Do I have to have a playground inspection? How often is a playground inspection needed? 

Prior to issuance of an original license or when adding new equipment, compliance with rule 400.8170(11) must be verified by at least one of the following:

  • A written statement or certificate from the equipment manufacturer and installer stating that the equipment was manufactured and installed in compliance with the CPSC's 2010 Edition of the Handbook for Public Playground Safety. Note: The installer must be a CPSI and does not have to be on the list of CPSIs approved by the department.
  • An inspection report, including the Playground Inspection Certification Summary (BCAL-5047), from a CPSI (on the list of CPSIs approved by the department) documenting compliance with the CPSC's 2010 Edition of the Handbook for Public Playground Safety. Note: All equipment present on the playground must be documented on the BCAL-5047, even if not inspected.
  • A written statement from the licensee that the equipment will not be used if verification of compliance with the CPSC's 2010 Edition of the Handbook for Public Playground Safety cannot be obtained.

Renewal inspections are not required. See the technical assistance for this rule for more information on the list of CPSIs approved by the department.

The only programs that do not have to have documentation of compliance with R 400.8170(11) are those that are for school-age children only and the program is in school building approved by the Michigan Department of Education. If this type of program chooses not to have a playground inspection, the parents of the children enrolled in the program must be informed in writing that the playground equipment and surfacing may not comply with the 2010edition of the Handbook for Public Playground Safety. 

How do I find a certified playground safety inspector? 

As of July 1, 2009, a certified playground safety inspector (CPSI) approved by the department must be used. A list of approved playground safety inspectors can be found on the child care licensing website at  >Information for Providers >Inspections for Centers >Playground Inspections. 

Once corrections are made for a playground inspection, does the inspector need to come back out? 

Yes, the certified playground safety inspector is the authority to determine if compliance has been achieved once the corrections have been made. 

I had a playground inspection and I have items that need to be fixed.
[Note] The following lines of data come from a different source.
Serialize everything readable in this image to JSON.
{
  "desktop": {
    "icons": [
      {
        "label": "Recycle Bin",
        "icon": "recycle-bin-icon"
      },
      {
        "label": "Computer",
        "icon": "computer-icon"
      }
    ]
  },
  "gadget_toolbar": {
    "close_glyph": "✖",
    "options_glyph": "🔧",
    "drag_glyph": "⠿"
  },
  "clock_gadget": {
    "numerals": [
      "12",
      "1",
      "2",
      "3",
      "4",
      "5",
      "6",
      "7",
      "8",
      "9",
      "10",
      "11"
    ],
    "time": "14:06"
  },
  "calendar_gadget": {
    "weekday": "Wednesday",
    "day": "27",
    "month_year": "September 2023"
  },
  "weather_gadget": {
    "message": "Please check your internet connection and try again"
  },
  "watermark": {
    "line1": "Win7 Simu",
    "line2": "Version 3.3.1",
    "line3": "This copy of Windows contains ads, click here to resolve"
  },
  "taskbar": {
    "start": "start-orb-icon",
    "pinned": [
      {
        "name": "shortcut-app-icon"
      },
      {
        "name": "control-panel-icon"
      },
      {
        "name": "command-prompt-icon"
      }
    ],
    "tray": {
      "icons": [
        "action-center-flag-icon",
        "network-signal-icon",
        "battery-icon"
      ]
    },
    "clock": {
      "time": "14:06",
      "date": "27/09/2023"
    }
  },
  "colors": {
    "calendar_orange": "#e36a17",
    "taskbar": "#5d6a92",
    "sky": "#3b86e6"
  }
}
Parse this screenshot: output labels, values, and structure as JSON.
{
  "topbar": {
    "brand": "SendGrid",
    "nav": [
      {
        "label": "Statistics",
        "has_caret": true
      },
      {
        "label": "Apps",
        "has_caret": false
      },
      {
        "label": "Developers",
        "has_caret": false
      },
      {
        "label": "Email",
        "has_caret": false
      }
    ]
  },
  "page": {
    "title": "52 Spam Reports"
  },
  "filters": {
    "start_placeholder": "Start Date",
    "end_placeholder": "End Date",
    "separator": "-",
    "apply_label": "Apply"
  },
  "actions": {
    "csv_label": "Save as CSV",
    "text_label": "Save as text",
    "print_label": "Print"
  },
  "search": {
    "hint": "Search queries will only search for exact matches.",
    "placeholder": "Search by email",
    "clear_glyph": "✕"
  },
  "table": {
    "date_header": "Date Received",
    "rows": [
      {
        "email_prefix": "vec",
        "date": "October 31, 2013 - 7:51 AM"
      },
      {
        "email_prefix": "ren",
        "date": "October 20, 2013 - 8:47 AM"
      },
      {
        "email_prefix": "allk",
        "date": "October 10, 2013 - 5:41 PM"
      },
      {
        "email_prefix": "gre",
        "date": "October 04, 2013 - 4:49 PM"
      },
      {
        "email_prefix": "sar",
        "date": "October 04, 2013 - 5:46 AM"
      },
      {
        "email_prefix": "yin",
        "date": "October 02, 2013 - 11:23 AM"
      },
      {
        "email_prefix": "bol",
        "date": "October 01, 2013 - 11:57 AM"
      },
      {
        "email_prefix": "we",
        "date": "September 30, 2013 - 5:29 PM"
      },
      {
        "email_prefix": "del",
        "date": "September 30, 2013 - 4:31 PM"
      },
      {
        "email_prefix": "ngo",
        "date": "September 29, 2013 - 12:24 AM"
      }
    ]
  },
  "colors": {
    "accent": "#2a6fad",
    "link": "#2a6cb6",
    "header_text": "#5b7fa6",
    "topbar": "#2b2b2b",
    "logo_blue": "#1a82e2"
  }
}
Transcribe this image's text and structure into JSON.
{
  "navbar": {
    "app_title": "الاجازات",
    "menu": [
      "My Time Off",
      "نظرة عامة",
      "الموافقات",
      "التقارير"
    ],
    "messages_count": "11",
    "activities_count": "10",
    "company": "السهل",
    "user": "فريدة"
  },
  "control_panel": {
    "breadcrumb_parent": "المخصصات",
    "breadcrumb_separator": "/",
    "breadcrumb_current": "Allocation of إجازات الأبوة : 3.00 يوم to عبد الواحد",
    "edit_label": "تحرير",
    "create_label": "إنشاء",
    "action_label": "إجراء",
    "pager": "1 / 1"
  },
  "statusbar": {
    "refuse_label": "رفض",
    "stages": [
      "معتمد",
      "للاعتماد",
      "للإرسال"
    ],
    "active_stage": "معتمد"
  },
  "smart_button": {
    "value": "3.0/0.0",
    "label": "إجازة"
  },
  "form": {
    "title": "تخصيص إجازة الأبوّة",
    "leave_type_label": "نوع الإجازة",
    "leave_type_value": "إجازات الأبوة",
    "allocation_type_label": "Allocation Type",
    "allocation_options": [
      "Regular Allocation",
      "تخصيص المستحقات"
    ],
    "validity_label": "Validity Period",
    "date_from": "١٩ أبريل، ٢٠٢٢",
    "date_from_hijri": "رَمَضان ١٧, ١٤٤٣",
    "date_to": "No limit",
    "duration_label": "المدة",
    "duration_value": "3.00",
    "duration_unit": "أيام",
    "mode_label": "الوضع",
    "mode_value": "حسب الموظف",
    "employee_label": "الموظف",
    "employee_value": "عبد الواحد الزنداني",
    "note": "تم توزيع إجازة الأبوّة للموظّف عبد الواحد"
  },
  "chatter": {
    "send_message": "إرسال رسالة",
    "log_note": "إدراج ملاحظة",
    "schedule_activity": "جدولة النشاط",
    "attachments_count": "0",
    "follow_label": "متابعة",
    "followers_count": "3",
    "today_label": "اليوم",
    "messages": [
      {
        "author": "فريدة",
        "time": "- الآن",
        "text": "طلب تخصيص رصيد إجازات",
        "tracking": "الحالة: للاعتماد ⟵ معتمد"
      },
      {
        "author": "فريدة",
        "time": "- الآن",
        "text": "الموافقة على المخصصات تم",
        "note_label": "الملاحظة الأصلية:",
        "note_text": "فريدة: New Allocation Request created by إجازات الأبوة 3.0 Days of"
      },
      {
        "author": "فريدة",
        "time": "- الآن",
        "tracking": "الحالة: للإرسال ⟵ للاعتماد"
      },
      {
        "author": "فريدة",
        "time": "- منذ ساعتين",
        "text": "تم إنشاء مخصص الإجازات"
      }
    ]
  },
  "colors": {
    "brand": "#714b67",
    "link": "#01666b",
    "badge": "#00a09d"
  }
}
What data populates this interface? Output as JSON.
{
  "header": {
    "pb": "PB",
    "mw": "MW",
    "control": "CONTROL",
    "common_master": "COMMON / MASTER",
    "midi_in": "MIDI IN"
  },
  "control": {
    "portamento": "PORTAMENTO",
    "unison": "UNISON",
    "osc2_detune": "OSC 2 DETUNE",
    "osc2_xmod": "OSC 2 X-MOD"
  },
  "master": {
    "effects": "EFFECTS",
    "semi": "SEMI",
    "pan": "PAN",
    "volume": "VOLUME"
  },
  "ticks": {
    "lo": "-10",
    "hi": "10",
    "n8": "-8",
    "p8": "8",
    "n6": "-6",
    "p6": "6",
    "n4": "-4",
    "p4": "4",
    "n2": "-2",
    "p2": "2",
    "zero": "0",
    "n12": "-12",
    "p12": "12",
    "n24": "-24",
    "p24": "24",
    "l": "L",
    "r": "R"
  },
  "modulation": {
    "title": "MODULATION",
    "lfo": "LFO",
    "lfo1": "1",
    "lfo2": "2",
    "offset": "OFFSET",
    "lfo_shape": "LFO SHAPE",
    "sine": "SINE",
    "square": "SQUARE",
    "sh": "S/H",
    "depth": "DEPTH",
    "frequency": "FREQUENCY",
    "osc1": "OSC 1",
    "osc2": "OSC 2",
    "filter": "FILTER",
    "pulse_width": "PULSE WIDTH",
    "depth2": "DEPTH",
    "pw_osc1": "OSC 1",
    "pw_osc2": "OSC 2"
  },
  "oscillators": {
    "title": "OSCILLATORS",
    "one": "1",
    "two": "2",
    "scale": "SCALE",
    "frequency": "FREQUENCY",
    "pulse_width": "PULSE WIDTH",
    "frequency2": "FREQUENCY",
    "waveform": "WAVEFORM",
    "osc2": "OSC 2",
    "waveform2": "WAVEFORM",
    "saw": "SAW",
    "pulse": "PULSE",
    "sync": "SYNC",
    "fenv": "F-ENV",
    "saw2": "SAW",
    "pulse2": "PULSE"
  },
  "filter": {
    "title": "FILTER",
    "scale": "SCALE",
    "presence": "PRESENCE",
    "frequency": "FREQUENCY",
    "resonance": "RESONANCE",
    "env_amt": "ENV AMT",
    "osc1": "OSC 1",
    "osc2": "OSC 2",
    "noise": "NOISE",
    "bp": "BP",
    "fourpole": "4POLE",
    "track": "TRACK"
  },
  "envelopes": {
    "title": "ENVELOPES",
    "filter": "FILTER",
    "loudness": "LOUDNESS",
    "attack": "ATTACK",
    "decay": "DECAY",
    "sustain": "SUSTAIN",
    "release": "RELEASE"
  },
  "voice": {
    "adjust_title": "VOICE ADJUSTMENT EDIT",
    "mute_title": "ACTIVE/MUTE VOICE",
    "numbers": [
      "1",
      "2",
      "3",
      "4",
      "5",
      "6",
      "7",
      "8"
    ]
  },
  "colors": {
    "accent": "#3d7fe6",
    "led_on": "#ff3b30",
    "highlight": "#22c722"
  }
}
How long do I have to fix them? Can the children still use the equipment? 

Corrections to the playground inspection need to be made prior to allowing children use the equipment. The playground equipment needs to be approved by a certified playground safety inspector before use.